Vienna Philharmonic: confronting its past, living in the present

Posted on: March 3, 2014

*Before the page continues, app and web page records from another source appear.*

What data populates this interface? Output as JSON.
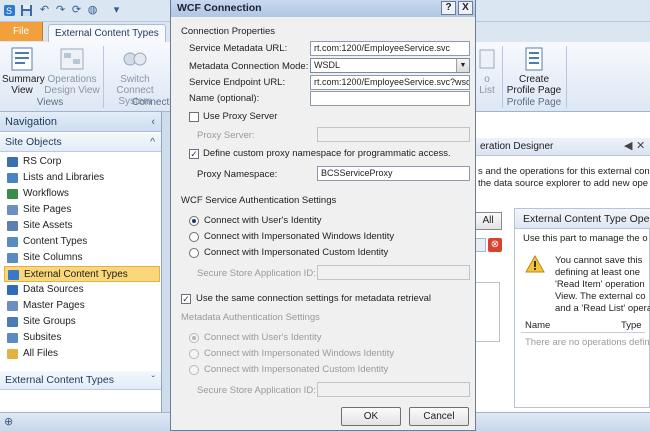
{
  "ribbon": {
    "file_tab": "File",
    "active_tab": "External Content Types",
    "buttons": {
      "summary_view": "Summary\nView",
      "operations_design_view": "Operations\nDesign View",
      "switch_connection_system": "Switch Connect\nSystem",
      "to_list": "o\nList",
      "create_profile_page": "Create\nProfile Page"
    },
    "groups": {
      "views": "Views",
      "connection": "Connectio",
      "profile_page": "Profile Page"
    }
  },
  "navigation": {
    "header": "Navigation",
    "site_objects_header": "Site Objects",
    "items": [
      {
        "label": "RS Corp",
        "color": "#3a6fb0"
      },
      {
        "label": "Lists and Libraries",
        "color": "#4a83c4"
      },
      {
        "label": "Workflows",
        "color": "#3c8c4a"
      },
      {
        "label": "Site Pages",
        "color": "#6b8fc0"
      },
      {
        "label": "Site Assets",
        "color": "#5d7fb2"
      },
      {
        "label": "Content Types",
        "color": "#5a8ac0"
      },
      {
        "label": "Site Columns",
        "color": "#5a8ac0"
      },
      {
        "label": "External Content Types",
        "color": "#3a78c8"
      },
      {
        "label": "Data Sources",
        "color": "#2e6bb8"
      },
      {
        "label": "Master Pages",
        "color": "#6b8fc0"
      },
      {
        "label": "Site Groups",
        "color": "#4a7bb5"
      },
      {
        "label": "Subsites",
        "color": "#5a8ac0"
      },
      {
        "label": "All Files",
        "color": "#e3b241"
      }
    ],
    "selected_index": 7,
    "footer_section": "External Content Types"
  },
  "designer": {
    "title": "eration Designer",
    "description_line1": "s and the operations for this external con",
    "description_line2": "the data source explorer to add new ope",
    "all_button": "All",
    "panel_title": "External Content Type Oper",
    "panel_subtitle": "Use this part to manage the o",
    "warning_line1": "You cannot save this",
    "warning_line2": "defining at least one",
    "warning_line3": "'Read Item' operation",
    "warning_line4": "View. The external co",
    "warning_line5": "and a 'Read List' opera",
    "table_col_name": "Name",
    "table_col_type": "Type",
    "table_empty": "There are no operations defin"
  },
  "dialog": {
    "title": "WCF Connection",
    "help_button": "?",
    "close_button": "X",
    "connection_properties_header": "Connection Properties",
    "service_metadata_url_label": "Service Metadata URL:",
    "service_metadata_url_value": "rt.com:1200/EmployeeService.svc",
    "metadata_connection_mode_label": "Metadata Connection Mode:",
    "metadata_connection_mode_value": "WSDL",
    "service_endpoint_url_label": "Service Endpoint URL:",
    "service_endpoint_url_value": "rt.com:1200/EmployeeService.svc?wsdl",
    "name_optional_label": "Name (optional):",
    "name_optional_value": "",
    "use_proxy_server_label": "Use Proxy Server",
    "proxy_server_label": "Proxy Server:",
    "define_custom_proxy_namespace_label": "Define custom proxy namespace for programmatic access.",
    "proxy_namespace_label": "Proxy Namespace:",
    "proxy_namespace_value": "BCSServiceProxy",
    "wcf_auth_header": "WCF Service Authentication Settings",
    "auth_options": [
      "Connect with User's Identity",
      "Connect with Impersonated Windows Identity",
      "Connect with Impersonated Custom Identity"
    ],
    "secure_store_app_id_label": "Secure Store Application ID:",
    "same_connection_settings_label": "Use the same connection settings for metadata retrieval",
    "metadata_auth_header": "Metadata Authentication Settings",
    "metadata_auth_options": [
      "Connect with User's Identity",
      "Connect with Impersonated Windows Identity",
      "Connect with Impersonated Custom Identity"
    ],
    "metadata_secure_store_app_id_label": "Secure Store Application ID:",
    "ok_button": "OK",
    "cancel_button": "Cancel"
  }
}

On Thursday (2/27) NYC classical station WQXR broadcast a panel discussion, “Vienna Philharmonic: Facing its Nazi Past but Struggling with Diversity,” tied to recent events at the orchestra and to Carnegie Hall’s “Vienna: City of Dreams” cultural festival in March, which includes appearances by the Vienna Philharmonic. An article on QXR’s website accompanies a recording of the discussion. “Possibly no orchestra has prompted more hand-wringing and ambivalence than the Vienna Philharmonic. The 172-year-old orchestra is recognized the world over for a very specific sound that’s changed little over the decades, and a playing style that has been passed down from generation to generation. But critics charge that it’s just that exclusive philosophy that may explain why there are few women and virtually no minorities in its ranks.… At the same time, the Vienna Philharmonic has shown progress by acknowledging its complicity during the Nazi era. After a team of historians looked into its World War II-era activities, the orchestra in December quietly revoked awards it gave to six Nazi leaders.” Panelists, who also discuss the need for greater diversity at American orchestras, include James Oestreich of the New York Times, Joshua Kosman of the San Francisco Chronicle, and Joel Bell, chairman of the Chumir Foundation for Ethics in Leadership. 

Posted March 3, 2014